Excerpts from an interface dataset
══════════════════════════════
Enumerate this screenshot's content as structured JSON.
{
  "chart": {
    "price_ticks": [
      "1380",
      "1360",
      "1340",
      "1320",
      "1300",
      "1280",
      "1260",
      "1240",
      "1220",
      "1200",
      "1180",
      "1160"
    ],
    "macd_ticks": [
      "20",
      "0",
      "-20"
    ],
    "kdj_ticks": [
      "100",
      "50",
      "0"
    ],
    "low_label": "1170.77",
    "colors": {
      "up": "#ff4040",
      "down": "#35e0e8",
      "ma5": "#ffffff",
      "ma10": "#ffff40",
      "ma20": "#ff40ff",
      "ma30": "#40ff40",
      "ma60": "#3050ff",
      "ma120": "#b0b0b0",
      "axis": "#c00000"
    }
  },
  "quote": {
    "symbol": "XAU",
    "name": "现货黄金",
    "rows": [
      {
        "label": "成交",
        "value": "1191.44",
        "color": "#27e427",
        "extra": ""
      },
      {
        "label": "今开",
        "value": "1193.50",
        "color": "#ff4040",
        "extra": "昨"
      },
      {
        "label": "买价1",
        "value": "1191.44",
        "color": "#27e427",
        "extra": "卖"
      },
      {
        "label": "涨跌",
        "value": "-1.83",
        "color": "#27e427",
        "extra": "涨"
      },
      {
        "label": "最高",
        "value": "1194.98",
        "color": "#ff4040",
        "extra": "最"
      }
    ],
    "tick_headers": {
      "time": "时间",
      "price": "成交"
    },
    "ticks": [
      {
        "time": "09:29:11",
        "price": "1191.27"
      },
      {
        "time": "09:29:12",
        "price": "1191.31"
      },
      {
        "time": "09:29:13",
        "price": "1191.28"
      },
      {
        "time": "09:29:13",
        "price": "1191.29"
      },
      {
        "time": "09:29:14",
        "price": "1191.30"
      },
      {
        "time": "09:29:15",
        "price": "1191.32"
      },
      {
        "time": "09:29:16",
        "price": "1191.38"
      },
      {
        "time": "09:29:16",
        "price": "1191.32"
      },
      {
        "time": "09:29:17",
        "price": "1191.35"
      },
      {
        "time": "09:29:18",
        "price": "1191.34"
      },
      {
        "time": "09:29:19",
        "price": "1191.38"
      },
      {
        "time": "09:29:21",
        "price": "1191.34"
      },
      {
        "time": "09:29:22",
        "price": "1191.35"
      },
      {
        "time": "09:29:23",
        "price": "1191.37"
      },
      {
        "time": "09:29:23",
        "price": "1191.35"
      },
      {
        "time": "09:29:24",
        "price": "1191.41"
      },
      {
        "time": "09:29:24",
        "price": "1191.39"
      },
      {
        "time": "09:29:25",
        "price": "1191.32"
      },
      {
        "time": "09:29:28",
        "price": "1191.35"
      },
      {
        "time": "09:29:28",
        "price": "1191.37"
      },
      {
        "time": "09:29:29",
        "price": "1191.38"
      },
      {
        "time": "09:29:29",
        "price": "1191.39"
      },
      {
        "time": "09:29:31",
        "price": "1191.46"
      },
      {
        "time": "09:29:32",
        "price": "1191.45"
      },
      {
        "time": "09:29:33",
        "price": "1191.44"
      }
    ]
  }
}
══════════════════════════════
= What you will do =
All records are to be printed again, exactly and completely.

= Answer to this exercise =
Enumerate this screenshot's content as structured JSON.
{
  "chart": {
    "price_ticks": [
      "1380",
      "1360",
      "1340",
      "1320",
      "1300",
      "1280",
      "1260",
      "1240",
      "1220",
      "1200",
      "1180",
      "1160"
    ],
    "macd_ticks": [
      "20",
      "0",
      "-20"
    ],
    "kdj_ticks": [
      "100",
      "50",
      "0"
    ],
    "low_label": "1170.77",
    "colors": {
      "up": "#ff4040",
      "down": "#35e0e8",
      "ma5": "#ffffff",
      "ma10": "#ffff40",
      "ma20": "#ff40ff",
      "ma30": "#40ff40",
      "ma60": "#3050ff",
      "ma120": "#b0b0b0",
      "axis": "#c00000"
    }
  },
  "quote": {
    "symbol": "XAU",
    "name": "现货黄金",
    "rows": [
      {
        "label": "成交",
        "value": "1191.44",
        "color": "#27e427",
        "extra": ""
      },
      {
        "label": "今开",
        "value": "1193.50",
        "color": "#ff4040",
        "extra": "昨"
      },
      {
        "label": "买价1",
        "value": "1191.44",
        "color": "#27e427",
        "extra": "卖"
      },
      {
        "label": "涨跌",
        "value": "-1.83",
        "color": "#27e427",
        "extra": "涨"
      },
      {
        "label": "最高",
        "value": "1194.98",
        "color": "#ff4040",
        "extra": "最"
      }
    ],
    "tick_headers": {
      "time": "时间",
      "price": "成交"
    },
    "ticks": [
      {
        "time": "09:29:11",
        "price": "1191.27"
      },
      {
        "time": "09:29:12",
        "price": "1191.31"
      },
      {
        "time": "09:29:13",
        "price": "1191.28"
      },
      {
        "time": "09:29:13",
        "price": "1191.29"
      },
      {
        "time": "09:29:14",
        "price": "1191.30"
      },
      {
        "time": "09:29:15",
        "price": "1191.32"
      },
      {
        "time": "09:29:16",
        "price": "1191.38"
      },
      {
        "time": "09:29:16",
        "price": "1191.32"
      },
      {
        "time": "09:29:17",
        "price": "1191.35"
      },
      {
        "time": "09:29:18",
        "price": "1191.34"
      },
      {
        "time": "09:29:19",
        "price": "1191.38"
      },
      {
        "time": "09:29:21",
        "price": "1191.34"
      },
      {
        "time": "09:29:22",
        "price": "1191.35"
      },
      {
        "time": "09:29:23",
        "price": "1191.37"
      },
      {
        "time": "09:29:23",
        "price": "1191.35"
      },
      {
        "time": "09:29:24",
        "price": "1191.41"
      },
      {
        "time": "09:29:24",
        "price": "1191.39"
      },
      {
        "time": "09:29:25",
        "price": "1191.32"
      },
      {
        "time": "09:29:28",
        "price": "1191.35"
      },
      {
        "time": "09:29:28",
        "price": "1191.37"
      },
      {
        "time": "09:29:29",
        "price": "1191.38"
      },
      {
        "time": "09:29:29",
        "price": "1191.39"
      },
      {
        "time": "09:29:31",
        "price": "1191.46"
      },
      {
        "time": "09:29:32",
        "price": "1191.45"
      },
      {
        "time": "09:29:33",
        "price": "1191.44"
      }
    ]
  }
}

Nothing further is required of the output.